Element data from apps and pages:
_ _ _
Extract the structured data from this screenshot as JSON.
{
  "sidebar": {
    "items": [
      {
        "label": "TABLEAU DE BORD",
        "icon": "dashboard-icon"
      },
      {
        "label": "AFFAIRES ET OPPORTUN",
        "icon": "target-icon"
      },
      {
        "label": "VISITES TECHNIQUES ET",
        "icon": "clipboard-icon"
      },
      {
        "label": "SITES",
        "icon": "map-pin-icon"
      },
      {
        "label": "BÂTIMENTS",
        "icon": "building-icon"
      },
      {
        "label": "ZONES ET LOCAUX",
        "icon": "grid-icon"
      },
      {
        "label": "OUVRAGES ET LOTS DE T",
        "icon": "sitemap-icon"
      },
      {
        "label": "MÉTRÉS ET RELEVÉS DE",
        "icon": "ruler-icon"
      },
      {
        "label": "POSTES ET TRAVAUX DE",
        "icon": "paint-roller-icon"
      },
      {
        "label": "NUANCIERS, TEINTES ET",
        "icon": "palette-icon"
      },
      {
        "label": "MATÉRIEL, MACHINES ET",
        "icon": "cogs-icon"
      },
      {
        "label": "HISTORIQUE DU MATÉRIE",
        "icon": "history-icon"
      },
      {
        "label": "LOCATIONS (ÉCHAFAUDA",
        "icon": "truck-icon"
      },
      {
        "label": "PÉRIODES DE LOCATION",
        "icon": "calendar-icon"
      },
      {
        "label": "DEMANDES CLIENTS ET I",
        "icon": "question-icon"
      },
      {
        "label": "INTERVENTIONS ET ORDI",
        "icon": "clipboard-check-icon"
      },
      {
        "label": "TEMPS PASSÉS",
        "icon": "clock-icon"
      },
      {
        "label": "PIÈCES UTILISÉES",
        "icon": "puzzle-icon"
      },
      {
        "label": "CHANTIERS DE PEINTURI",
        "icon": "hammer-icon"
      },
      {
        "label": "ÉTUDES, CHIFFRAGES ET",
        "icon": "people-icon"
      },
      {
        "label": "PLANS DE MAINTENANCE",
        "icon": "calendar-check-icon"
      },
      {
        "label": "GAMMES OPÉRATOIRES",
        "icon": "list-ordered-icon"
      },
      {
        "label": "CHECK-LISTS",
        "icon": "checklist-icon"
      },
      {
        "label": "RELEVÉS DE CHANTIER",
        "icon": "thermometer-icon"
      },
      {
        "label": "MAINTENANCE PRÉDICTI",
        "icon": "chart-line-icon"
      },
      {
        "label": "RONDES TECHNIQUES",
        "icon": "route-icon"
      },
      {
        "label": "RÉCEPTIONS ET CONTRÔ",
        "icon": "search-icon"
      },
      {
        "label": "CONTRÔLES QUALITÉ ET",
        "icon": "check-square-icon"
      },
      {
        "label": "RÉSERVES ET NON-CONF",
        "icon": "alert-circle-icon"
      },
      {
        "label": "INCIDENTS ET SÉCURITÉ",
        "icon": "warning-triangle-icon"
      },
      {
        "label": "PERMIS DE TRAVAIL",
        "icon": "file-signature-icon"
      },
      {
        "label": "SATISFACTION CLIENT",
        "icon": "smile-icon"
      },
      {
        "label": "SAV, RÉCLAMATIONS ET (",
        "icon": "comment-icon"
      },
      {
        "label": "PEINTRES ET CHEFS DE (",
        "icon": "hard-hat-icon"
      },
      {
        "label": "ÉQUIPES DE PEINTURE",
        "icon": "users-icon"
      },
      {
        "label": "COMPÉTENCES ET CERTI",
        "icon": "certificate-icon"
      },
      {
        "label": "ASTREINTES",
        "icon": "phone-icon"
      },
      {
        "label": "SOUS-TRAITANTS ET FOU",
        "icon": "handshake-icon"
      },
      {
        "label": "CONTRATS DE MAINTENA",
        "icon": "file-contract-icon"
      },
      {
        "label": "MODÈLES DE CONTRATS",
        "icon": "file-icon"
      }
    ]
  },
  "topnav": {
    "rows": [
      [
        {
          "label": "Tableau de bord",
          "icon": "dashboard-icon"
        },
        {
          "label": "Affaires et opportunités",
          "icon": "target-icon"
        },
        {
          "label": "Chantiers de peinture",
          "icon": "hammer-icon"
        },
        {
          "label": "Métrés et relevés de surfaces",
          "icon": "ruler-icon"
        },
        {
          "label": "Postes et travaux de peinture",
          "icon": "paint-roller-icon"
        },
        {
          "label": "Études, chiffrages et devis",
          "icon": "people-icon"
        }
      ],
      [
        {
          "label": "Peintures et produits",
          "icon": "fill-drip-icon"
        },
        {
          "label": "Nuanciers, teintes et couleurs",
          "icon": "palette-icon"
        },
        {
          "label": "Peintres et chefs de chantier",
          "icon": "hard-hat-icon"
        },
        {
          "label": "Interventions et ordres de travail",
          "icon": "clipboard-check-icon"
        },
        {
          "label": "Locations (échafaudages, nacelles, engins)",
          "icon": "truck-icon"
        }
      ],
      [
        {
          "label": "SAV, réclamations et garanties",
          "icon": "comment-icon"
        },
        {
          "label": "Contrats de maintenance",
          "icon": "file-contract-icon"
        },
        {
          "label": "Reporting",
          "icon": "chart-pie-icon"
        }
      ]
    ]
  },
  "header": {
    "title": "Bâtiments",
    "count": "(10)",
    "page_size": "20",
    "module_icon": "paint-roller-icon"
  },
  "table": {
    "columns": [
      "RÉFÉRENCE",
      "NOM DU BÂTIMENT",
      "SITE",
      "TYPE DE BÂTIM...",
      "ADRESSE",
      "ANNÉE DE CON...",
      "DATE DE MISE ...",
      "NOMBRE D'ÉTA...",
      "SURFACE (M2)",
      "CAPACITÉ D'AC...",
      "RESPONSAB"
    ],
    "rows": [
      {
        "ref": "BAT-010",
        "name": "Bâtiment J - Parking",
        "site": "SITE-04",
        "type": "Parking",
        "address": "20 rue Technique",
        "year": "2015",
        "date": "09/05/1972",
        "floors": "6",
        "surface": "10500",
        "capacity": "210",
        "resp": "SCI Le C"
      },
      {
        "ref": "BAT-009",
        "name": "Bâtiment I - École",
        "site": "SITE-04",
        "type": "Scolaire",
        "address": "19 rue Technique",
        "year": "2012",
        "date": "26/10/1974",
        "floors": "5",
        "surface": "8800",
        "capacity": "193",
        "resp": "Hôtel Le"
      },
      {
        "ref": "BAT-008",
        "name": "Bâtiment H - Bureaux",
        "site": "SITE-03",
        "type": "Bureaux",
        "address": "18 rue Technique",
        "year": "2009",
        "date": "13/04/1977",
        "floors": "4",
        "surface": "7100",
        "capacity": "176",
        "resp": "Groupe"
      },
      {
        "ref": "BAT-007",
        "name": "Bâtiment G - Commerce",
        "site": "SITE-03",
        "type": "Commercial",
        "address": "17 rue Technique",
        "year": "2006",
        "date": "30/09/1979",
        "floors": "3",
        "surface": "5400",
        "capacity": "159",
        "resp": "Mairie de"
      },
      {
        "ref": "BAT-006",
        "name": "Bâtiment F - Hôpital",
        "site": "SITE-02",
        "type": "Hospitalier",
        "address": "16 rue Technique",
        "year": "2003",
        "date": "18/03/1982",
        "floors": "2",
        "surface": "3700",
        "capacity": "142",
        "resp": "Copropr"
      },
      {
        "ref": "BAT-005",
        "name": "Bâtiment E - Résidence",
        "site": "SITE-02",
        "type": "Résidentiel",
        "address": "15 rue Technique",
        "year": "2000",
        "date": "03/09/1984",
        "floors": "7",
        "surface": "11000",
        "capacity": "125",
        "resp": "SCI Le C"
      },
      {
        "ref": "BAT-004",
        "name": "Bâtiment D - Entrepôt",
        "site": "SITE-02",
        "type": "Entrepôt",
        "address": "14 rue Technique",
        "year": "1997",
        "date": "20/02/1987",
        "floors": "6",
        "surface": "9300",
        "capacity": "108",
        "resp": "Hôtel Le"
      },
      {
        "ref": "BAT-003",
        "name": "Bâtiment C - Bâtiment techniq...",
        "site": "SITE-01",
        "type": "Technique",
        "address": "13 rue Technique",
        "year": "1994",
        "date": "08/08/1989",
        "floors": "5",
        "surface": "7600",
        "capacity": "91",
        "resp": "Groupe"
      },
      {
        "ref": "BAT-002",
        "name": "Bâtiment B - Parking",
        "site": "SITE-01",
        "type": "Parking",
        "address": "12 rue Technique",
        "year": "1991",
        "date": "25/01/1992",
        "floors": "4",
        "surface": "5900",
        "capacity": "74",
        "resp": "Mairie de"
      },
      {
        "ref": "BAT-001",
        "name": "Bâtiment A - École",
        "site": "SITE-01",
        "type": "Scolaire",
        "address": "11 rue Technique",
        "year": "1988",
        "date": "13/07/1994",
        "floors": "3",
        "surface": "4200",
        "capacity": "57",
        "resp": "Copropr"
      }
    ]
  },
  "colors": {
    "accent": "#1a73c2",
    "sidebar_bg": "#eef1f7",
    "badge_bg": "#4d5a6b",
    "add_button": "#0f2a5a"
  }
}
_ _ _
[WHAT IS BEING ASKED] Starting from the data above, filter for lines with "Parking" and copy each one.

[THE ANSWER]
        "name": "Bâtiment J - Parking",
        "type": "Parking",
        "name": "Bâtiment B - Parking",
        "type": "Parking",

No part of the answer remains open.